TD (TSX:TD)(NYSE:TD) is Canada’s second-largest bank with a current market capitalization of $156 billion. The stock has finally moved higher in the past few weeks after a steep selloff that saw the shares drop from $109 to $77. At the time of writing, TD still looks oversold at $86 per share.
Investors dumped bank stocks on fears that a recession is coming and could be severe. That’s definitely possible, but the consensus among economists is that an economic pullback in 2023 or 2024 will be mild and short. For the moment, the jobs market remains robust. As long as unemployment remains low, a recession shouldn’t be deep or protracted.
The Bank of Canada and the U.S. Federal reserve are raising interest rates aggressively to slow the economy and bring inflation back down to a target range of 2-3%. The risk for investors is that high prices are already forcing consumers to reduce discretionary spending and a surge in mortgage costs could trigger a wave of personal bankruptcies and a crash in property prices. That’s not the likely scenario, but investors need to keep it in mind.
At this point, however, the drop in TD’s share price is likely already pricing in a downturn that is worse than what the market will probably experience.
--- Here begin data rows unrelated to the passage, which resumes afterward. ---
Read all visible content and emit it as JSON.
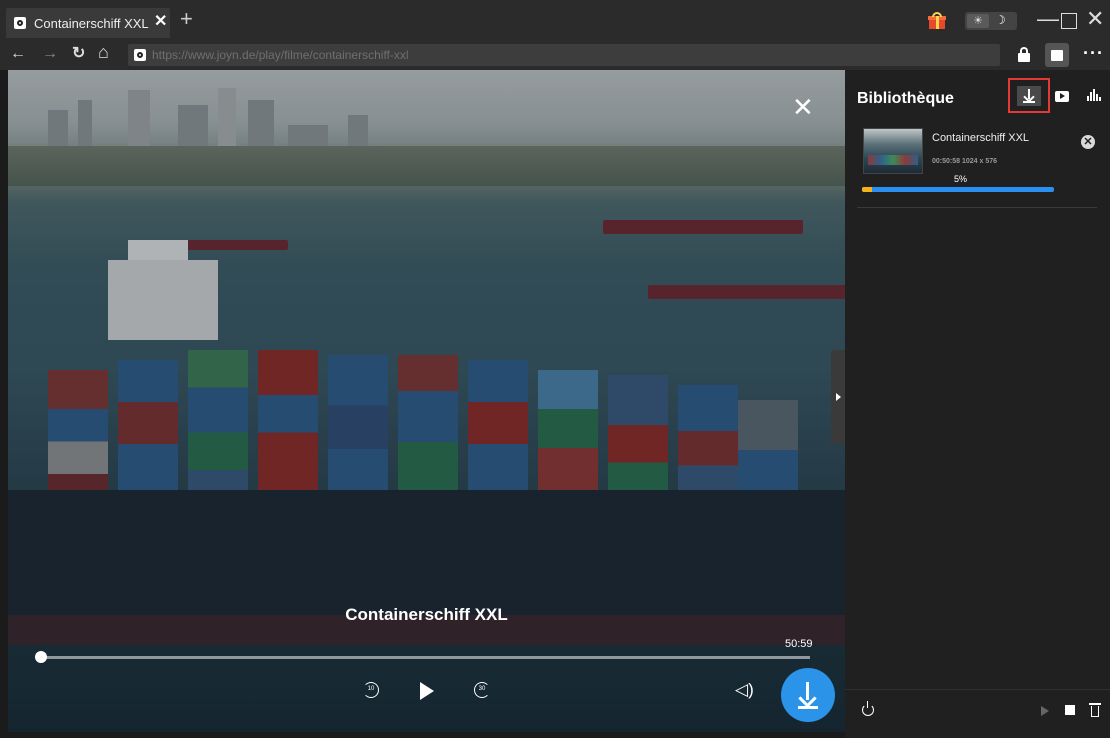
{
  "tab": {
    "title": "Containerschiff XXL s",
    "close_glyph": "✕",
    "new_glyph": "+"
  },
  "window": {
    "min_glyph": "—",
    "close_glyph": "✕"
  },
  "nav": {
    "back": "←",
    "forward": "→",
    "reload": "↻",
    "home": "⌂",
    "url": "https://www.joyn.de/play/filme/containerschiff-xxl",
    "more": "···"
  },
  "player": {
    "title": "Containerschiff XXL",
    "duration": "50:59",
    "progress_fraction": 0.01,
    "rewind_label": "10",
    "forward_label": "30",
    "volume_glyph": "◁)",
    "close_glyph": "✕"
  },
  "panel": {
    "title": "Bibliothèque",
    "item": {
      "name": "Containerschiff XXL",
      "meta": "00:50:58   1024 x 576",
      "progress_text": "5%",
      "progress_fraction": 0.05,
      "remove_glyph": "✕"
    }
  },
  "colors": {
    "accent": "#2b93e8",
    "progress": "#2b8ff2",
    "progress_fill": "#f5b21b",
    "highlight": "#e53935"
  }
}
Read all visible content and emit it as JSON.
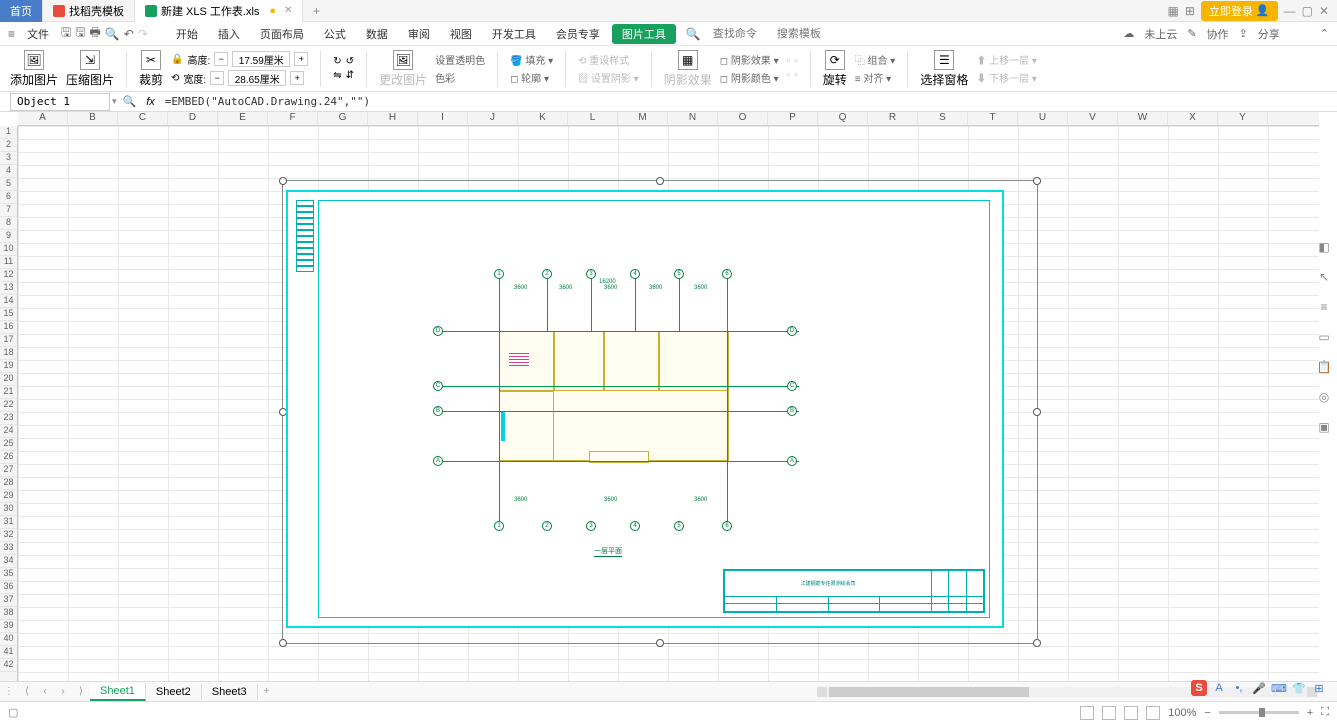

TD remains very profitable, with the first half of the fiscal second quarter (Q2) 2022 delivering adjusted net income of $7.55 billion — a 5.5% increase over the same period last year.
looking ahead, TD is using its strong capital position to make strategic acquisitions in the United States that will drive revenue and profit growth in the coming years. TD is buying retail bank First Horizon for US$13.4 billion and investment bank Cowen for US$1.3 billion.
TD is a good stock to own for both passive income and total returns. The board raised the dividend by a compound annual rate of about 11% over the past 25 years and a $10,000 investment in TD stock would have grown to $185,000 today over that timeframe with the dividends reinvested.
The current dividend provides a 4.1% yield.
Telus (TSX:T)(NYSE:TU) trades near $30 per share compared to $34 earlier this year. The communications provider delivered solid Q2 2022 results with adjusted net income hitting $422 million in the quarter, up 21% from the same period in 2021.
Telus accelerated its capital investments in the past couple of years, pushing ahead with its copper-to-fibre transition in the wireline business and ramping up its 5G mobile network expansion. The company expects capital expenditures to decline to a run rate of about $2.5 billion per year beginning in 2023. This will free up more cash flow that can be returned to shareholders through higher dividends and share buybacks.
Telus has interesting investments in digital disruption that could become meaningful contributors to revenue and profits the coming years. Telus Health and Telus Agriculture are growing quickly, and the market might not fully appreciate the potential value of these businesses.
Telus intends to raise the dividend by 7-10% annually over the medium term. The current payout provides a yield of 4.5%.
The bottom line on top stocks to buy for passive income and total returns
TD and Telus pay attractive dividends that should continue to grow at a steady pace. If you have some cash to put to work in a TFSA or RRSP focused on passive income and capital gains, these stocks look cheap today and deserve to be on your radar.